COVID-19: Pressure Points: A Catalyst for Collaboration (Global)

As COVID-19 infiltrates every aspect of our daily lives and the world races to respond and to address the pandemic, there is a consistent theme which offers all of us hope. Collaboration. To combat the outbreak, we have seen the emergence of large numbers of companies joining to pool their resources and to cross-share their valuable know-how. Read more

UK Government disables domain names and social media accounts involved in selling fake or unauthorised COVID-19 products

On Saturday (4 April 2020) the UK Government issued a press release on how the medicines and medical devices regulator, the Medicines and Healthcare Products Regulatory Agency (MHRA), is investigating the increasing number of bogus medical products being sold through unauthorised websites claiming to treat or prevent COVID-19 cases of fake or unlicensed COVID-19 medical … Read more

COVID Counterfeits – combating counterfeiting, product replacement, misleading advertising and cyber crime in the current crisis
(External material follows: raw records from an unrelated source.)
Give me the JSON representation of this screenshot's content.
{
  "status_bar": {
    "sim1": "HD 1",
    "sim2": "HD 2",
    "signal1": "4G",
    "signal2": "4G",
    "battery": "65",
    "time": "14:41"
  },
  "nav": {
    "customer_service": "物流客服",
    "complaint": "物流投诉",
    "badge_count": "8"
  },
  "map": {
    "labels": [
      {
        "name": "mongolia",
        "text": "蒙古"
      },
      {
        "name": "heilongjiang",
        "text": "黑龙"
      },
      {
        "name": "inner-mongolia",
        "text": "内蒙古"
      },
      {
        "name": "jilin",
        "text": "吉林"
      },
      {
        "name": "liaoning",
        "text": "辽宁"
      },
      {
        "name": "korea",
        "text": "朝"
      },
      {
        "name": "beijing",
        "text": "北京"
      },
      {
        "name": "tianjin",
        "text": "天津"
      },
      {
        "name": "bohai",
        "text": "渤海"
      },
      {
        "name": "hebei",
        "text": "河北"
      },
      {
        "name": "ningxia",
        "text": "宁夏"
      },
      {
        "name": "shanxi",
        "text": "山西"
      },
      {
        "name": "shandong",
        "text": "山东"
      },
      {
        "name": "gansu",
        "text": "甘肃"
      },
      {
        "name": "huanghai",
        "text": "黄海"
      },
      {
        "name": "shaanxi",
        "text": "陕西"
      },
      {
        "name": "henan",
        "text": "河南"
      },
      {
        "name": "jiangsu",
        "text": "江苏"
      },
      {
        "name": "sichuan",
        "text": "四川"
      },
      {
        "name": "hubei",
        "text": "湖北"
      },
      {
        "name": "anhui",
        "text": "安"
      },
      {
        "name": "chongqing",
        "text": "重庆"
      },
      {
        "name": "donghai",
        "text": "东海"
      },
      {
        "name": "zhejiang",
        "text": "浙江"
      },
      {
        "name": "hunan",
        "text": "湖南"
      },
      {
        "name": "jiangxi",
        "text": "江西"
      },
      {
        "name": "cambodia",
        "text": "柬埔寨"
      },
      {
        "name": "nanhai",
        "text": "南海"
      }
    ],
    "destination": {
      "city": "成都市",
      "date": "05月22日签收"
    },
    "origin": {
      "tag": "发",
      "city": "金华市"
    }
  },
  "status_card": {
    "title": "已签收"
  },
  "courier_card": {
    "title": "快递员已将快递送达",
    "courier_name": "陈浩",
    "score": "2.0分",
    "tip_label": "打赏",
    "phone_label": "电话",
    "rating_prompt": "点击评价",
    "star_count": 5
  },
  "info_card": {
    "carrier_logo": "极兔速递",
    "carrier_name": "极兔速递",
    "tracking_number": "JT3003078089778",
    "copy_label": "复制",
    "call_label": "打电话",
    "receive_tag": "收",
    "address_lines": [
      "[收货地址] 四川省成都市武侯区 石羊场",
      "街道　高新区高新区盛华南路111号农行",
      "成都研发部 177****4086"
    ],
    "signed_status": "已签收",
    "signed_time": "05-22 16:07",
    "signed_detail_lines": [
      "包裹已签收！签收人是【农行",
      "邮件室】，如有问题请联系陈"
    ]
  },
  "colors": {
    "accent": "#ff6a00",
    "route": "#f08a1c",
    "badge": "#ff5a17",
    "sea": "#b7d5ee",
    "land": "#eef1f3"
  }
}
Whilst as a global community we have witnessed extreme acts of kindness, compassion and camaraderie since the start of the COVID-19 crisis, regrettably, some have sought to exploit the crisis. From sales of counterfeits, mis-substitution of products and misleading advertising, to reverse engineering and cyber attacks, intellectual property (IP) rights holders are amongst the many … Read more

CJEU finds Amazon not liable for direct infringement by unwittingly stocking infringing goods being sold through its website

In a decision published today, the Court of Justice of the European Union has found that Amazon is not liable for unwittingly stocking trade mark infringing goods by third-party sellers (Coty v Amazon C-567/18). The decision means a rejection of the concept of extending liability of platforms, such as Amazon, for direct trade mark infringement … Read more

Herbert Smith Freehills’ IP Podcasts – Episode 4: Comparative Advertising

Advertising that makes a comparison with another party’s products or services needs to be considered carefully. In episode 4 of our IP podcast series, Joel Smith and Victoria Horsey provide a short summary of the laws which apply and review the options for challenging misleading and unlawful adverts in the UK. Listen and subscribe here: … Read more

Update on IP rights in the UK during the Brexit transition period and beyond

The UK has left the EU, but for IP rights in the UK everything is very much the same for the duration of the transition period (currently ending at 23.00 on 31 December 2020) during which the UK continues to be treated as part of the EU from the point of view of EU legislation. At the end of transition, the UK Government will provide replacement rights for what were previously EU-wide rights that were current at the end of transition, but all is not as straightforward as that might sound. Read more

OPEN INNOVATION & COLLABORATION: Triggering and managing innovation and collaboration & the IP, data and competition issues involved

Open Innovation: Forging innovation and collaboration In the first of a two-part series on open innovation, we explore how organisations can manage and benefit from the changing nature of innovation and collaboration. Open Innovation: IP, data and competition issues In part two, we look deeper into some specific issues that arise in the context of … Read more

Brexit & IP – status quo for the transition period; changes to come post-transition

From 23.00 on 31 January 2020, the UK will no longer a member state of the EU, although it will be treated as such for the duration of the transition period. From an IP point of view, the status quo will be maintained during the transition period (currently until the end of December 2020). Here we look at how the Withdrawal Agreement acts to preserve IP rights in the UK which were previously based on EU rights, and what changes are anticipated post-transition, as well as the aspirations of the Political Declaration. Read more

CJEU Decision in SkyKick offers relief to trade mark owners

The CJEU has today handed down a crucial decision as it seeks to provide clarification on important questions about the extent of the monopoly businesses can obtain legitimately through the registration of a trade mark. The CJEU held that a registered trade mark cannot be declared wholly or partly invalid as a result of a lack of clarity and precision of the terms used to designate the goods and services covered by that registration. Further, whilst invalidity on the ground of bad faith may be triggered where an applicant registers a mark without any intention to use it in relation to specified goods and services, bad faith will only be established in exceptional circumstances. This outcome is very helpful to existing trade mark proprietors and favours the existing status quo of the trade mark system. Read more